Even if a line seems odd, print it as it is, and include every record.

#### [Source records]
- - -

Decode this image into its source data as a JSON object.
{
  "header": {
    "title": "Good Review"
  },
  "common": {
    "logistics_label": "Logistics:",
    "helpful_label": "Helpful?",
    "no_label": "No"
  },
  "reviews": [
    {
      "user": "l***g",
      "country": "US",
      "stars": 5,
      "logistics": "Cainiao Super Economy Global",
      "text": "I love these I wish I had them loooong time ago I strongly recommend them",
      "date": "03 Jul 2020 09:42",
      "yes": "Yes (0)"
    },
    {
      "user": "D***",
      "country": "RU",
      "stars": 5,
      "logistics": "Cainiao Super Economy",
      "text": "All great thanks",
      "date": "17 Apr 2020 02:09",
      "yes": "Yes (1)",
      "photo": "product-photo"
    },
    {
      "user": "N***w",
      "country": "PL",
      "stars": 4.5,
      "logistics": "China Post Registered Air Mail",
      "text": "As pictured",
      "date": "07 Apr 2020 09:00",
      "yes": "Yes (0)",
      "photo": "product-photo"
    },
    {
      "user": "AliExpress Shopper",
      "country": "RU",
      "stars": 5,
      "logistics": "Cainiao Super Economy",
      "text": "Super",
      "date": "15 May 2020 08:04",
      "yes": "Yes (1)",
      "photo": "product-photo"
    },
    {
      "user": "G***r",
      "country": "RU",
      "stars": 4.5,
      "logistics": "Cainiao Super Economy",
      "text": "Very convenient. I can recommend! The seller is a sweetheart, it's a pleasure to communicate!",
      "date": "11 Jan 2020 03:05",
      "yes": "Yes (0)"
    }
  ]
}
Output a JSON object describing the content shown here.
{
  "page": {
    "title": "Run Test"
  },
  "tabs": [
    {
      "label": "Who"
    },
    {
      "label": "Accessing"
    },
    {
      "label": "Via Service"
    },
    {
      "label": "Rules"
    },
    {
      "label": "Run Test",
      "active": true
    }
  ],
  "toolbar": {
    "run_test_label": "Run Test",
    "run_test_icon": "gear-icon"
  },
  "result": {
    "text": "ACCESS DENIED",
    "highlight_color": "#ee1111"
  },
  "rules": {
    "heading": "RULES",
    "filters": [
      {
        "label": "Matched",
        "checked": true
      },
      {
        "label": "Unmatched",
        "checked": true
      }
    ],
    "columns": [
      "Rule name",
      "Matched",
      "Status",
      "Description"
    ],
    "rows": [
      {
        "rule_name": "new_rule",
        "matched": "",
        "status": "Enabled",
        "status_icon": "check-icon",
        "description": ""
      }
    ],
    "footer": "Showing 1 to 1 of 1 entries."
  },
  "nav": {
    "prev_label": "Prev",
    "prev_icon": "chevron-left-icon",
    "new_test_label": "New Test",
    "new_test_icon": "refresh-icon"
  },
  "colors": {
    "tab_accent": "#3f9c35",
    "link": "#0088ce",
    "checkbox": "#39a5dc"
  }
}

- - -

#### [Output for this exercise]
Decode this image into its source data as a JSON object.
{
  "header": {
    "title": "Good Review"
  },
  "common": {
    "logistics_label": "Logistics:",
    "helpful_label": "Helpful?",
    "no_label": "No"
  },
  "reviews": [
    {
      "user": "l***g",
      "country": "US",
      "stars": 5,
      "logistics": "Cainiao Super Economy Global",
      "text": "I love these I wish I had them loooong time ago I strongly recommend them",
      "date": "03 Jul 2020 09:42",
      "yes": "Yes (0)"
    },
    {
      "user": "D***",
      "country": "RU",
      "stars": 5,
      "logistics": "Cainiao Super Economy",
      "text": "All great thanks",
      "date": "17 Apr 2020 02:09",
      "yes": "Yes (1)",
      "photo": "product-photo"
    },
    {
      "user": "N***w",
      "country": "PL",
      "stars": 4.5,
      "logistics": "China Post Registered Air Mail",
      "text": "As pictured",
      "date": "07 Apr 2020 09:00",
      "yes": "Yes (0)",
      "photo": "product-photo"
    },
    {
      "user": "AliExpress Shopper",
      "country": "RU",
      "stars": 5,
      "logistics": "Cainiao Super Economy",
      "text": "Super",
      "date": "15 May 2020 08:04",
      "yes": "Yes (1)",
      "photo": "product-photo"
    },
    {
      "user": "G***r",
      "country": "RU",
      "stars": 4.5,
      "logistics": "Cainiao Super Economy",
      "text": "Very convenient. I can recommend! The seller is a sweetheart, it's a pleasure to communicate!",
      "date": "11 Jan 2020 03:05",
      "yes": "Yes (0)"
    }
  ]
}
Output a JSON object describing the content shown here.
{
  "page": {
    "title": "Run Test"
  },
  "tabs": [
    {
      "label": "Who"
    },
    {
      "label": "Accessing"
    },
    {
      "label": "Via Service"
    },
    {
      "label": "Rules"
    },
    {
      "label": "Run Test",
      "active": true
    }
  ],
  "toolbar": {
    "run_test_label": "Run Test",
    "run_test_icon": "gear-icon"
  },
  "result": {
    "text": "ACCESS DENIED",
    "highlight_color": "#ee1111"
  },
  "rules": {
    "heading": "RULES",
    "filters": [
      {
        "label": "Matched",
        "checked": true
      },
      {
        "label": "Unmatched",
        "checked": true
      }
    ],
    "columns": [
      "Rule name",
      "Matched",
      "Status",
      "Description"
    ],
    "rows": [
      {
        "rule_name": "new_rule",
        "matched": "",
        "status": "Enabled",
        "status_icon": "check-icon",
        "description": ""
      }
    ],
    "footer": "Showing 1 to 1 of 1 entries."
  },
  "nav": {
    "prev_label": "Prev",
    "prev_icon": "chevron-left-icon",
    "new_test_label": "New Test",
    "new_test_icon": "refresh-icon"
  },
  "colors": {
    "tab_accent": "#3f9c35",
    "link": "#0088ce",
    "checkbox": "#39a5dc"
  }
}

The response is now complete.